_TASK INSTRUCTIONS_
Could the whole of the data below be written out verbatim?

_INPUT MATERIAL_
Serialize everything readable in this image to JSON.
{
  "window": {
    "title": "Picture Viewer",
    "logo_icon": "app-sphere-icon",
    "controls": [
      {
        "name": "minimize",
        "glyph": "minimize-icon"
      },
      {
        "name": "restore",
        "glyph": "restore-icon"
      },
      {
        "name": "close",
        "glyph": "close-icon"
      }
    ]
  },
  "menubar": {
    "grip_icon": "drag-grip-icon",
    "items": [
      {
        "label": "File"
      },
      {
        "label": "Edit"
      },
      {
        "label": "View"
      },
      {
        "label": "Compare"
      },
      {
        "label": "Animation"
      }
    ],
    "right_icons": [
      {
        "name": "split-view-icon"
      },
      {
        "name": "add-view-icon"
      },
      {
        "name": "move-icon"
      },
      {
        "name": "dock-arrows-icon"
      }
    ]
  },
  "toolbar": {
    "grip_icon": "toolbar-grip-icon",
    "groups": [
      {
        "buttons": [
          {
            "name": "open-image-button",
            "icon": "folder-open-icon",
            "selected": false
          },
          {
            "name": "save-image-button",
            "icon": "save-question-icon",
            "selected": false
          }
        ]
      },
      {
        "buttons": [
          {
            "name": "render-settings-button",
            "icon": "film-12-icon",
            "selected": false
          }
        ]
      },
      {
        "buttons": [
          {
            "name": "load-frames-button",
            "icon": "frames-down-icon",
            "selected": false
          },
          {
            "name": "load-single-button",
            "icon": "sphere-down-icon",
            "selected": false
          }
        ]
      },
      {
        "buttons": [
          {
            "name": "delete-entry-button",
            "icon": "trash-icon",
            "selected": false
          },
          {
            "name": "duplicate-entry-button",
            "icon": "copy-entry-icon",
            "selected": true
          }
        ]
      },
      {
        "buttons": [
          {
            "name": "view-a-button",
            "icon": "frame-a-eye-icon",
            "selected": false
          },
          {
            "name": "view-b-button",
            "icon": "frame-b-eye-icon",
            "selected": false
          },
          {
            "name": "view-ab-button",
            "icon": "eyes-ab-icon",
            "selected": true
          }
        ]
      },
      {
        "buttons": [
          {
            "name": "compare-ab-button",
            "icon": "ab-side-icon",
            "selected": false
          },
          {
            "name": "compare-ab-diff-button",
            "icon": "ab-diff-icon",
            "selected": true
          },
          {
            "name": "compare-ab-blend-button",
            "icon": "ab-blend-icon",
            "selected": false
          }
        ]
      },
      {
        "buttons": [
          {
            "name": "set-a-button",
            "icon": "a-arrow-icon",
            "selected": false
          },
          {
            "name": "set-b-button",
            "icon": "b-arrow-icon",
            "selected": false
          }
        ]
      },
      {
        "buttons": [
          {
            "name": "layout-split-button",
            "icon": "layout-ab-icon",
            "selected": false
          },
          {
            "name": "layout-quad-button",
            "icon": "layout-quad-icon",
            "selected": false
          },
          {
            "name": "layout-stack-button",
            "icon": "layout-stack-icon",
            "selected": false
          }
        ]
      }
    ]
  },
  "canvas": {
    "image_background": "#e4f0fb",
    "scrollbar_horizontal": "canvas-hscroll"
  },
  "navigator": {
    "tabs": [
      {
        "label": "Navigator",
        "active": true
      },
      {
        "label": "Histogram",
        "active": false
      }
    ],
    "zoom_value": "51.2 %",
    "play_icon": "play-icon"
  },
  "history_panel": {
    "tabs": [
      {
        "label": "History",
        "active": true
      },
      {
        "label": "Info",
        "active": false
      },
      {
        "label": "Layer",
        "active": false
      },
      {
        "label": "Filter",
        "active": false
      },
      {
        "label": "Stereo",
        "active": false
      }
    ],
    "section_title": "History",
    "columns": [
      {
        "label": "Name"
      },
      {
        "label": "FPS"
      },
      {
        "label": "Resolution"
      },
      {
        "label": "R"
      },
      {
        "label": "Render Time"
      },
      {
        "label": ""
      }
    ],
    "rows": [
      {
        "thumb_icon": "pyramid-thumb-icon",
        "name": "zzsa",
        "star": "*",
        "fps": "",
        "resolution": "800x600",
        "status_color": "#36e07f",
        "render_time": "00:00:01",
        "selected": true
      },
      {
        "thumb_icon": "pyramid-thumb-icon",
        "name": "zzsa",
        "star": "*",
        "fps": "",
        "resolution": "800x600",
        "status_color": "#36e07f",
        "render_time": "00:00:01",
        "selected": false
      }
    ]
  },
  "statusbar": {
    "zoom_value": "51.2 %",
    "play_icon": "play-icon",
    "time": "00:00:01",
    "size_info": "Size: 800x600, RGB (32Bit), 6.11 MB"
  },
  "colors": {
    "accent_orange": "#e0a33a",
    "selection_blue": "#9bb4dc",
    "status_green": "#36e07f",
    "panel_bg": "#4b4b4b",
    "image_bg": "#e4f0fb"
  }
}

_RESULT FOR THIS TASK_
Serialize everything readable in this image to JSON.
{
  "window": {
    "title": "Picture Viewer",
    "logo_icon": "app-sphere-icon",
    "controls": [
      {
        "name": "minimize",
        "glyph": "minimize-icon"
      },
      {
        "name": "restore",
        "glyph": "restore-icon"
      },
      {
        "name": "close",
        "glyph": "close-icon"
      }
    ]
  },
  "menubar": {
    "grip_icon": "drag-grip-icon",
    "items": [
      {
        "label": "File"
      },
      {
        "label": "Edit"
      },
      {
        "label": "View"
      },
      {
        "label": "Compare"
      },
      {
        "label": "Animation"
      }
    ],
    "right_icons": [
      {
        "name": "split-view-icon"
      },
      {
        "name": "add-view-icon"
      },
      {
        "name": "move-icon"
      },
      {
        "name": "dock-arrows-icon"
      }
    ]
  },
  "toolbar": {
    "grip_icon": "toolbar-grip-icon",
    "groups": [
      {
        "buttons": [
          {
            "name": "open-image-button",
            "icon": "folder-open-icon",
            "selected": false
          },
          {
            "name": "save-image-button",
            "icon": "save-question-icon",
            "selected": false
          }
        ]
      },
      {
        "buttons": [
          {
            "name": "render-settings-button",
            "icon": "film-12-icon",
            "selected": false
          }
        ]
      },
      {
        "buttons": [
          {
            "name": "load-frames-button",
            "icon": "frames-down-icon",
            "selected": false
          },
          {
            "name": "load-single-button",
            "icon": "sphere-down-icon",
            "selected": false
          }
        ]
      },
      {
        "buttons": [
          {
            "name": "delete-entry-button",
            "icon": "trash-icon",
            "selected": false
          },
          {
            "name": "duplicate-entry-button",
            "icon": "copy-entry-icon",
            "selected": true
          }
        ]
      },
      {
        "buttons": [
          {
            "name": "view-a-button",
            "icon": "frame-a-eye-icon",
            "selected": false
          },
          {
            "name": "view-b-button",
            "icon": "frame-b-eye-icon",
            "selected": false
          },
          {
            "name": "view-ab-button",
            "icon": "eyes-ab-icon",
            "selected": true
          }
        ]
      },
      {
        "buttons": [
          {
            "name": "compare-ab-button",
            "icon": "ab-side-icon",
            "selected": false
          },
          {
            "name": "compare-ab-diff-button",
            "icon": "ab-diff-icon",
            "selected": true
          },
          {
            "name": "compare-ab-blend-button",
            "icon": "ab-blend-icon",
            "selected": false
          }
        ]
      },
      {
        "buttons": [
          {
            "name": "set-a-button",
            "icon": "a-arrow-icon",
            "selected": false
          },
          {
            "name": "set-b-button",
            "icon": "b-arrow-icon",
            "selected": false
          }
        ]
      },
      {
        "buttons": [
          {
            "name": "layout-split-button",
            "icon": "layout-ab-icon",
            "selected": false
          },
          {
            "name": "layout-quad-button",
            "icon": "layout-quad-icon",
            "selected": false
          },
          {
            "name": "layout-stack-button",
            "icon": "layout-stack-icon",
            "selected": false
          }
        ]
      }
    ]
  },
  "canvas": {
    "image_background": "#e4f0fb",
    "scrollbar_horizontal": "canvas-hscroll"
  },
  "navigator": {
    "tabs": [
      {
        "label": "Navigator",
        "active": true
      },
      {
        "label": "Histogram",
        "active": false
      }
    ],
    "zoom_value": "51.2 %",
    "play_icon": "play-icon"
  },
  "history_panel": {
    "tabs": [
      {
        "label": "History",
        "active": true
      },
      {
        "label": "Info",
        "active": false
      },
      {
        "label": "Layer",
        "active": false
      },
      {
        "label": "Filter",
        "active": false
      },
      {
        "label": "Stereo",
        "active": false
      }
    ],
    "section_title": "History",
    "columns": [
      {
        "label": "Name"
      },
      {
        "label": "FPS"
      },
      {
        "label": "Resolution"
      },
      {
        "label": "R"
      },
      {
        "label": "Render Time"
      },
      {
        "label": ""
      }
    ],
    "rows": [
      {
        "thumb_icon": "pyramid-thumb-icon",
        "name": "zzsa",
        "star": "*",
        "fps": "",
        "resolution": "800x600",
        "status_color": "#36e07f",
        "render_time": "00:00:01",
        "selected": true
      },
      {
        "thumb_icon": "pyramid-thumb-icon",
        "name": "zzsa",
        "star": "*",
        "fps": "",
        "resolution": "800x600",
        "status_color": "#36e07f",
        "render_time": "00:00:01",
        "selected": false
      }
    ]
  },
  "statusbar": {
    "zoom_value": "51.2 %",
    "play_icon": "play-icon",
    "time": "00:00:01",
    "size_info": "Size: 800x600, RGB (32Bit), 6.11 MB"
  },
  "colors": {
    "accent_orange": "#e0a33a",
    "selection_blue": "#9bb4dc",
    "status_green": "#36e07f",
    "panel_bg": "#4b4b4b",
    "image_bg": "#e4f0fb"
  }
}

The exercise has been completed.